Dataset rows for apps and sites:
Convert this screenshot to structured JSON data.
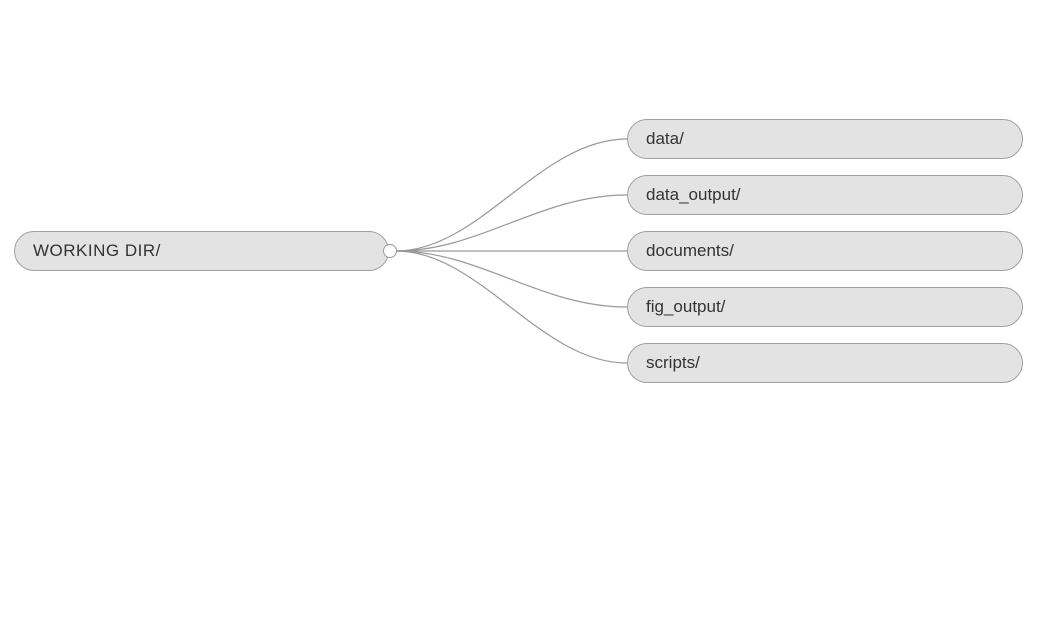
{
  "diagram": {
    "root": {
      "label": "WORKING DIR/"
    },
    "children": [
      {
        "label": "data/"
      },
      {
        "label": "data_output/"
      },
      {
        "label": "documents/"
      },
      {
        "label": "fig_output/"
      },
      {
        "label": "scripts/"
      }
    ]
  }
}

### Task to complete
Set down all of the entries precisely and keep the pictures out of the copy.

### Answer to the exercise
Convert this screenshot to structured JSON data.
{
  "diagram": {
    "root": {
      "label": "WORKING DIR/"
    },
    "children": [
      {
        "label": "data/"
      },
      {
        "label": "data_output/"
      },
      {
        "label": "documents/"
      },
      {
        "label": "fig_output/"
      },
      {
        "label": "scripts/"
      }
    ]
  }
}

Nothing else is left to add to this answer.